Miner is able to convince the reader of the ridiculousness of the tribe's rituals by positioning readers as outside, scholarly observers of the tribe. With some verbal irony he points out how Americans believe in "magic" rather than rationalism, often mentioning the superstitions they live by. This strategy in turn leads the reader to eventually realize that Miner is actually mocking the reader as a participant of American society. Miner's use of satire thus serves to show how an anthropological perspective can help us to see ourselves in a new light. At the same time, it calls attention to the ways in which ethnocentrism can affect anthropological perception and interpretation.

Cultural Relativism and Ethnocentrism

Anthropology is the study of the development of the human species, societies, and human behavior. Literally meaning "the study of man," anthropology finds its roots in the 18th- and 19th-century study of the supposed laws that govern the development of society and culture. The goal of anthropology is to understand the human condition, and its study helps humans understand one another. Its subfields include cultural anthropology (the study of different cultures), archaeology (the study of material artifacts), biological anthropology (the study of human evolution), and linguistic anthropology (the study of language development). These subfields are connected and combine to explain the complex human condition.

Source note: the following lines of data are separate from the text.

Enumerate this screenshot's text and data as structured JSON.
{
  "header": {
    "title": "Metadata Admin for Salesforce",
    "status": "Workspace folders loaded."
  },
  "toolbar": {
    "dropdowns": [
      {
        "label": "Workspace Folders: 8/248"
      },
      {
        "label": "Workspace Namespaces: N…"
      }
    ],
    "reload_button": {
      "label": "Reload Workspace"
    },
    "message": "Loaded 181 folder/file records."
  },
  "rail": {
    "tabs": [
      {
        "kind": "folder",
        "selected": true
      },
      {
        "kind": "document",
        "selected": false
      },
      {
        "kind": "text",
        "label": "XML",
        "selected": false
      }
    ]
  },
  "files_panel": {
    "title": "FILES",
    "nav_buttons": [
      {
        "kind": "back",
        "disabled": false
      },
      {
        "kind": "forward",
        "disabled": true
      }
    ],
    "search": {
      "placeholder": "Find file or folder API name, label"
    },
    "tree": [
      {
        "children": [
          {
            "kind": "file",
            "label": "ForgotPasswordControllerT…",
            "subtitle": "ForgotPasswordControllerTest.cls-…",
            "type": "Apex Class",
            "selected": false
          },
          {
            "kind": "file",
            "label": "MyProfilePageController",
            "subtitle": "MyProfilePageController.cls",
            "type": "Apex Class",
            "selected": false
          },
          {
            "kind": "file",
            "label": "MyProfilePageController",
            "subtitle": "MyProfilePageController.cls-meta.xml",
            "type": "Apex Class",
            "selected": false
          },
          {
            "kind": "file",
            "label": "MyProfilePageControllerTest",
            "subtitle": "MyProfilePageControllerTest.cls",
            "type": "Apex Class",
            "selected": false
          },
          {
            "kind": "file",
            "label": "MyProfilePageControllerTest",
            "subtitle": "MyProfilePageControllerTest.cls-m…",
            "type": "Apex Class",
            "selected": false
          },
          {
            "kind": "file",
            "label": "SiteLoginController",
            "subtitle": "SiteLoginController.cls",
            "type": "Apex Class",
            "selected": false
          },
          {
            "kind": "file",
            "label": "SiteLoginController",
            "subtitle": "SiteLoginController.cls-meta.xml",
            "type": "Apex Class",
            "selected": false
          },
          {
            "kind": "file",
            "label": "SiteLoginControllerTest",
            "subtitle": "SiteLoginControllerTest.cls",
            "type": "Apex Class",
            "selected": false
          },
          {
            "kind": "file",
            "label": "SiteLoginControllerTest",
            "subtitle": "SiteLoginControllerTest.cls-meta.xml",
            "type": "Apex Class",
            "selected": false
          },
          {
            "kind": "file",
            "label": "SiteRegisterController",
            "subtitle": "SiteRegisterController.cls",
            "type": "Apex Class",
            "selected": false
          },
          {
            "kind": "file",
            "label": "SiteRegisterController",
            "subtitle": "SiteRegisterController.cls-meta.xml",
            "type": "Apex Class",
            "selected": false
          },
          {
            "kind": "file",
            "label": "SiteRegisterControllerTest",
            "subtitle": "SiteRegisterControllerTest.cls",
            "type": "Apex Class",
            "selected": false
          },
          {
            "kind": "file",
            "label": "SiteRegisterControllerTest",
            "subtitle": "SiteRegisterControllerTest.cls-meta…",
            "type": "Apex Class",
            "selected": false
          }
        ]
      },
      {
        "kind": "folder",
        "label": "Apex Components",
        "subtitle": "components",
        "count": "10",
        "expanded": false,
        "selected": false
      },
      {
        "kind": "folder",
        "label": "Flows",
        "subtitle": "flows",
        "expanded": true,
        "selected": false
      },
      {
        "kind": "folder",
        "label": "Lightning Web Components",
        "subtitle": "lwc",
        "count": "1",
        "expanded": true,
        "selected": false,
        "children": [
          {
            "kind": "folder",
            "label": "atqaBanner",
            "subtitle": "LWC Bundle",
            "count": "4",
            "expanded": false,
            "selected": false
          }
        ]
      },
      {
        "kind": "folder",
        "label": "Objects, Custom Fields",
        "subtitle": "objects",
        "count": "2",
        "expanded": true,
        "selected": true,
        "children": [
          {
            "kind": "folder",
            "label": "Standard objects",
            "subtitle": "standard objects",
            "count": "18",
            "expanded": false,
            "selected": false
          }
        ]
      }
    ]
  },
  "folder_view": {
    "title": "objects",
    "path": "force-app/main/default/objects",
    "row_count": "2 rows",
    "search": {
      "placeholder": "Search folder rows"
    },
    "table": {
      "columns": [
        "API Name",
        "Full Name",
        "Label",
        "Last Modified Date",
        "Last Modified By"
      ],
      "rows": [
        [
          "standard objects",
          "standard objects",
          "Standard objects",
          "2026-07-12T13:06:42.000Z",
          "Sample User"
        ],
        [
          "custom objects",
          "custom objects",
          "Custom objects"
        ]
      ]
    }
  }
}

Miner wrote "Body Ritual among the Nacirema" through an anthropological lens, looking at the culture's economy, health practices, and beliefs. The essay is often used as an introduction in sociology and anthropology courses. Miner mimics other anthropological essays so that at first a reader might not realize they are reading about a familiar culture.

Miner's essay focuses on two subtopics: cultural relativism and ethnocentrism. According to cultural relativism, a people's values, beliefs, and customs should be understood based on the people's own culture rather than an outsider's. Ethnocentrism is the belief or attitude that one's own culture is somehow better than another. Ethnocentrism leads to the evaluation of cultures according to preconceptions related to the evaluator's own culture. In raising the issues of cultural relativism and ethnocentrism, Miner provokes the reader to question whether anthropological analyses should consider a society in the context of others or study societies in isolation. In the context of an outsider's viewpoint, the customs and beliefs of the Nacirema seem outlandish. But considered within the context of the society (especially when the reader discovers it is their own society that is being satirized), the viewpoint changes.

Cause-and-Effect Analysis

"Body Ritual among the Nacirema" is an essay that examines anthropological cause and effect. Anthropologists observe behaviors, rituals, and cultural features of a group of people. In Miner's era, anthropology was dominated by the structuralist approach, which held that social behavior was governed by underlying, universal principles that could be empirically discovered—an approach that has since been discredited. Anthropologists developed a mission to understand these root causes of behavior, including potential psychological, historical, and other reasons.

In the essay, Miner provides an overview of the body rituals of the Nacirema people. This is the effect, the cause of which he then sets out to find. Ultimately, he proposes that the Nacirema hold an underlying belief that the human body is ugly and has a "natural tendency ... to debility and disease." The essay serves to prove this claim through examples that include the use of latipsos (hospitals), diet, oral care, and more. Each example in the text serves to support the claim that the Nacirema are fixated on and ashamed of their bodies, from "ritual fasts" to "ceremonial feasts," and that this shame is the cause of the extensive rituals. By continuing to refer to the tribe as Nacirema, rather than American, Miner allows the reader to read his support of the claim from an outside point of view, rather than as a self-reflective exercise.

Cite This Study Guide

information icon Have study documents to share about Body Ritual Among the Nacirema? Upload them to earn free Course Hero access!